In order to meet the criteria for induction, members must have had a minimum of 25-years of active involvement in work in reading; a reputation that is widely respected by people in the profession; and must have authored papers on reading, including reports of significant research.

Inductees must have shown performance in positions of responsibility in the field of reading; and participation in professional activities such as speaking, organising programmes, and consulting or assisting teachers in other ways.


© Scoop Media

Culture Headlines | Health Headlines | Education Headlines


Scoop Review Of Books: Worldly And Unworldly

"Being Magdalene" by Fleur Beale The situations shown in this youth novel are shocking, scary, and very moving as we experience Magdalene’s struggle to be a perfect girl as defined by the cruel and unreasonable leader of “The Children of the Faith”, as she moves reluctantly into young womanhood. More>>

Whistle Stop: Netball NZ To Implement New INF Rules

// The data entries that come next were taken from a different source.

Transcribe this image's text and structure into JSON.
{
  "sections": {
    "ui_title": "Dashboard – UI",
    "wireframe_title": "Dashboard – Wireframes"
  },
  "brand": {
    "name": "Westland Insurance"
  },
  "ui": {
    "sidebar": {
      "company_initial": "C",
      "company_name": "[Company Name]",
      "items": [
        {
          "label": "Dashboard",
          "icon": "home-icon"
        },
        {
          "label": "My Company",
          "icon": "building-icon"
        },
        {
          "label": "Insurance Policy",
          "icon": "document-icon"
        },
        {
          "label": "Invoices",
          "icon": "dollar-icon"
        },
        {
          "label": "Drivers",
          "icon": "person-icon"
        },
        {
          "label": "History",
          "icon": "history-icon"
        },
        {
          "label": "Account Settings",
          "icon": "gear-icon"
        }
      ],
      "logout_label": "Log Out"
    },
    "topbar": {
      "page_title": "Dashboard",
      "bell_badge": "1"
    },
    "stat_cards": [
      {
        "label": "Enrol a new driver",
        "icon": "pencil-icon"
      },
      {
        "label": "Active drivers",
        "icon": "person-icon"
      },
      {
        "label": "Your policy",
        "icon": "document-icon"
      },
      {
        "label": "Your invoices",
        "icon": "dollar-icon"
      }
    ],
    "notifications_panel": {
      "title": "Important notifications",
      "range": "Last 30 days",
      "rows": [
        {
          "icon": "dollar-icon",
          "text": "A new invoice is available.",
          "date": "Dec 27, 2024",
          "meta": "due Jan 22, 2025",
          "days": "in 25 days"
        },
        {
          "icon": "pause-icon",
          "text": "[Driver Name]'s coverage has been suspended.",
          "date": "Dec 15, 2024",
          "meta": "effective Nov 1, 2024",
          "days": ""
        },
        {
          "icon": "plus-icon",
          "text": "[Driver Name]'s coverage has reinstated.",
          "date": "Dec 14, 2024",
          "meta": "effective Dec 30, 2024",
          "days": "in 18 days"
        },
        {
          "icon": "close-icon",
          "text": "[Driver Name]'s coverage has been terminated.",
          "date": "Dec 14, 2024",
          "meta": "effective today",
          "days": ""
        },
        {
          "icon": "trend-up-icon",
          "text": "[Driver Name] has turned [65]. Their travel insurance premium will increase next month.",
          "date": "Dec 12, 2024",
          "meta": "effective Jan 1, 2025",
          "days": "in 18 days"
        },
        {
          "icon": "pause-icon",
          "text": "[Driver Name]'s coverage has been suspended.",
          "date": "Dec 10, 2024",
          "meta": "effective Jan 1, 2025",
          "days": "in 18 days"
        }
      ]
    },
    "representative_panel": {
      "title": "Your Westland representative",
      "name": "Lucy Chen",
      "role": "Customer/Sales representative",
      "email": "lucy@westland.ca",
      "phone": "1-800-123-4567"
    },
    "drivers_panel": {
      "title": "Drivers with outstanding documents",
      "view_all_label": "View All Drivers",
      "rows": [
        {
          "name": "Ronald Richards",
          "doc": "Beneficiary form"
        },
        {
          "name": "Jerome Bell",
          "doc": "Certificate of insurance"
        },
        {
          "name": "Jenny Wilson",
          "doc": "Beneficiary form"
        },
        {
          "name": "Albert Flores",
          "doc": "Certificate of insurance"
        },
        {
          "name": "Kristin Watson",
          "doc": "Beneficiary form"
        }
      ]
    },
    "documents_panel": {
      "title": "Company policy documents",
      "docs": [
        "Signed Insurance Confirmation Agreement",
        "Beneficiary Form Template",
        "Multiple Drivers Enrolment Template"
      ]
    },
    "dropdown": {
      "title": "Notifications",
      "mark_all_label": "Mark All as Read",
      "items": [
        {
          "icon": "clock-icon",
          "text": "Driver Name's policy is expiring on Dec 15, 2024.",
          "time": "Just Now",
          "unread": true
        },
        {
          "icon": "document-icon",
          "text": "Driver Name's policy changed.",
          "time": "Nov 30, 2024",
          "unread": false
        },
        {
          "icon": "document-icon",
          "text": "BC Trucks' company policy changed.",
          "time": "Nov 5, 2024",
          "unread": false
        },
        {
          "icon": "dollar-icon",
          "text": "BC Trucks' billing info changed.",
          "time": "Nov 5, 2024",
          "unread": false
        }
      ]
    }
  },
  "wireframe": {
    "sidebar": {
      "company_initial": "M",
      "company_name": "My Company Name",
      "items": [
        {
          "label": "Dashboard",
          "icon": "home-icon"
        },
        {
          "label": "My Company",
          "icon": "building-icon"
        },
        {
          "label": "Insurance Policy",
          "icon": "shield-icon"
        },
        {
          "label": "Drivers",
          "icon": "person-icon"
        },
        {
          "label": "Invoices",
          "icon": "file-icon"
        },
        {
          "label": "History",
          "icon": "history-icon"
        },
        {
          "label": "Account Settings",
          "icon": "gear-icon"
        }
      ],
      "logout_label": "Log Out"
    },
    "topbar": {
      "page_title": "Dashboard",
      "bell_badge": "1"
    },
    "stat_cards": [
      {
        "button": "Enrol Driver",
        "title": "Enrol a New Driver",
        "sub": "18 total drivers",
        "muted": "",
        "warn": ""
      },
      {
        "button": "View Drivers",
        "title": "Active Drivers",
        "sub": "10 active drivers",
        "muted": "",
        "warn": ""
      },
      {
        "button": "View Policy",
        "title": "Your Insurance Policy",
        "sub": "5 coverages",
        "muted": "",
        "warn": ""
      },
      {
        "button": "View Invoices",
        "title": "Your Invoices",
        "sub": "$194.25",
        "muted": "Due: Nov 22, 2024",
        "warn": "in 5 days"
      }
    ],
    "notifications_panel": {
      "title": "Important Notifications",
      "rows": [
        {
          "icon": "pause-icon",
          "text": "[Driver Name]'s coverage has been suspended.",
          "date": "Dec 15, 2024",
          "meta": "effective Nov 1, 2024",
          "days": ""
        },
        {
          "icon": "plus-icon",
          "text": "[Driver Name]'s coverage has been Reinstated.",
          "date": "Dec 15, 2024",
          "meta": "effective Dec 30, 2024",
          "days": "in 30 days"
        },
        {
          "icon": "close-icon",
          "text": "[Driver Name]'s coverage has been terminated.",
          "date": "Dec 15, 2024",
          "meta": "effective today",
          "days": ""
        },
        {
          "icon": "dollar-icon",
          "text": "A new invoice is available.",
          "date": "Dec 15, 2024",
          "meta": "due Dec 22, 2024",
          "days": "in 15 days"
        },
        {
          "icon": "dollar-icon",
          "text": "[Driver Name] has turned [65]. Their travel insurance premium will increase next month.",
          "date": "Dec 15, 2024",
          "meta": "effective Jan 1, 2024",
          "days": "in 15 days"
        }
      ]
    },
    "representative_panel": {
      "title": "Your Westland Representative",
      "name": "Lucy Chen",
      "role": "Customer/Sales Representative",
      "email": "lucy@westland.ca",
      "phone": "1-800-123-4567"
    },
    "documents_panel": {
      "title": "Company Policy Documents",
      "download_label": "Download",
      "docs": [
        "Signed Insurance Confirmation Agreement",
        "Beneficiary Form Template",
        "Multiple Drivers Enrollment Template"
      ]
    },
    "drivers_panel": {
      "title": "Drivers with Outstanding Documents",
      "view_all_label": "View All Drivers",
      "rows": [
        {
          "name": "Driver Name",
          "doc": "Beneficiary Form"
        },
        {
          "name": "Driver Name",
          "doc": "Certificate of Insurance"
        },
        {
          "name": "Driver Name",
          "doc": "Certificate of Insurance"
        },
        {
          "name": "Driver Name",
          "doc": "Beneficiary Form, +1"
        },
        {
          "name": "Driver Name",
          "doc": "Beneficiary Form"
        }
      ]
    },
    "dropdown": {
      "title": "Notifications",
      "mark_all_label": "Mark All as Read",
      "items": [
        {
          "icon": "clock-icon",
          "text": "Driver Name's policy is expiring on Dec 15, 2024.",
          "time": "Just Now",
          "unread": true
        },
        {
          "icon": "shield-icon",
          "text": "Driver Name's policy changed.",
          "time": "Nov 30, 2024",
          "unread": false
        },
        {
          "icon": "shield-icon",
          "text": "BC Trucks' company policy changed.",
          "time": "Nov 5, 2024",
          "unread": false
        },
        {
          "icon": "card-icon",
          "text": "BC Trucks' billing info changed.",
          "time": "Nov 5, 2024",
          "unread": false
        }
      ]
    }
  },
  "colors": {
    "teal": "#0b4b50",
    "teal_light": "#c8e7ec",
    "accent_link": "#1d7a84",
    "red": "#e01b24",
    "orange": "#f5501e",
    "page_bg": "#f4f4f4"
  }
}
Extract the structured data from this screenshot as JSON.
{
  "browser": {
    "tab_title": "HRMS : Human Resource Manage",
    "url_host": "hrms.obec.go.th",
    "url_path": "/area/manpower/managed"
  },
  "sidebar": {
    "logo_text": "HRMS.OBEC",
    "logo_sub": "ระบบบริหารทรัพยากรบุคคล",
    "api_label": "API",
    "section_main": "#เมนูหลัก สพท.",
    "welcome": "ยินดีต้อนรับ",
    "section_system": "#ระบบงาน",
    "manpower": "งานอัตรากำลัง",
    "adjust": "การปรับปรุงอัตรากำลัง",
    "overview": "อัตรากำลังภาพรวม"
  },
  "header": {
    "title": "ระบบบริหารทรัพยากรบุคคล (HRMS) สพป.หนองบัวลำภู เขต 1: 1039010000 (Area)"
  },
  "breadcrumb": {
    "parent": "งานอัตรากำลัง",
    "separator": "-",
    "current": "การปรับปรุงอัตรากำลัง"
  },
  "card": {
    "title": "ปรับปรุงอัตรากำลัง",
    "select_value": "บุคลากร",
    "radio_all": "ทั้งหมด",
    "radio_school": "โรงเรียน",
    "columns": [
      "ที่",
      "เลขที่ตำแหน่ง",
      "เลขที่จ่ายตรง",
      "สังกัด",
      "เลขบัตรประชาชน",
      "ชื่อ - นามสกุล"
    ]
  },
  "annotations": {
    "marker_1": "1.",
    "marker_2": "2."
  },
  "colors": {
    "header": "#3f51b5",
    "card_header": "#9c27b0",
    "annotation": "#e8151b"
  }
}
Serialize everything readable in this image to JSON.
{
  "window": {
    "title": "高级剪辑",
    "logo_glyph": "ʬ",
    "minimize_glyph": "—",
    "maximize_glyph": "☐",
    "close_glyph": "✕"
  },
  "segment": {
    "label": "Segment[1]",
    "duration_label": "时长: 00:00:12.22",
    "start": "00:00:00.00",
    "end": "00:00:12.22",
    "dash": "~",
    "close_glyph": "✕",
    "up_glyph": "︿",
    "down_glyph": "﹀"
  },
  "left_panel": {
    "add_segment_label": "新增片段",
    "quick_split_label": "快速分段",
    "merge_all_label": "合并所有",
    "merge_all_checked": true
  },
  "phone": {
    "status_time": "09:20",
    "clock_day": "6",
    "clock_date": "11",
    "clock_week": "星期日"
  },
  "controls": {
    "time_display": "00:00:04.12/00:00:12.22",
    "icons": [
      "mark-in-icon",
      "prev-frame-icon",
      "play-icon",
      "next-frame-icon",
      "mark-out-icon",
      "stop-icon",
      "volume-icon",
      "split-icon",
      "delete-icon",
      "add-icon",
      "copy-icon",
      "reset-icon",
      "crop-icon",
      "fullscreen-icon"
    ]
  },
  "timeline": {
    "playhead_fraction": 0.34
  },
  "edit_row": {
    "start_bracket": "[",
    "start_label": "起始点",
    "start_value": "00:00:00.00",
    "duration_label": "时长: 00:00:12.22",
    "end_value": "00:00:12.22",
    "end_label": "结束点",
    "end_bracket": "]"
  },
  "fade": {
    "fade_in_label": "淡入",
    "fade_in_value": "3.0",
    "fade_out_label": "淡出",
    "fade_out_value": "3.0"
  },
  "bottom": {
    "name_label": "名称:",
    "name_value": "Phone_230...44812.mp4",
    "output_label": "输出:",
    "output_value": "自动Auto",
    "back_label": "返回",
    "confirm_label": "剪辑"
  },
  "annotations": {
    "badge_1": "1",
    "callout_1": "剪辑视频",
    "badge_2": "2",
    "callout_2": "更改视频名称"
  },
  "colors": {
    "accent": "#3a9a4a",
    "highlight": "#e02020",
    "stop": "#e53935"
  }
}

Netball New Zealand (NNZ) will implement the new Official Rules of Netball, as set down by the International Netball Federation (INF), from January 1, 2016. Key changes include the elimination of whistle following a goal, amendments to injury time and changes to setting a penalty. More>>


Scoop Review Of Books: Waiata Aroha

Vaughan Rapatahana on Chappy by Patricia Grace: With this eminently readable novel Patricia Grace returns to the full-length fiction stage after a hiatus of ten years. More>>

'Ithaca' At Q Theatre: Introducing NZ's World Class Cirque Troupe

NZ’s very own cirque troupe is set to become a household name with the premier of its adaptation of Homer’s Odyssey having secured a key season in Auckland. More>>

Music Awards: The Tuis Are Broody This Year

Topping off a sensationally eventful year both at home and internationally, Nelson born brother-sister duo Broods has taken home four Tuis from this year’s 50th annual Vodafone New Zealand Music Awards. More>>


Sport: Richie McCaw Retires From Rugby

Richie McCaw has today confirmed he is hanging up his boots and retiring from professional rugby. The 34-year-old All Blacks captain and most capped All Black of all time has drawn the curtain on his stunning international career which started in Dublin 14 years ago, almost to the day, and ended in London last month when he hoisted the Webb Ellis Cup aloft for the second time. More>>


John McBeth: On Jonah Lomu

For many New Zealanders, the enormity of Jonah Lomu's reputation will have come as a surprise... His deeds were watched and enthused over by movie stars and musicians, politicians and superstars from other codes. He reached into the lives and homes of millions and mixed with famous people most New Zealanders would only have read about. More>>


Get More From Scoop



Search Scoop  
Powered by Vodafone
NZ independent news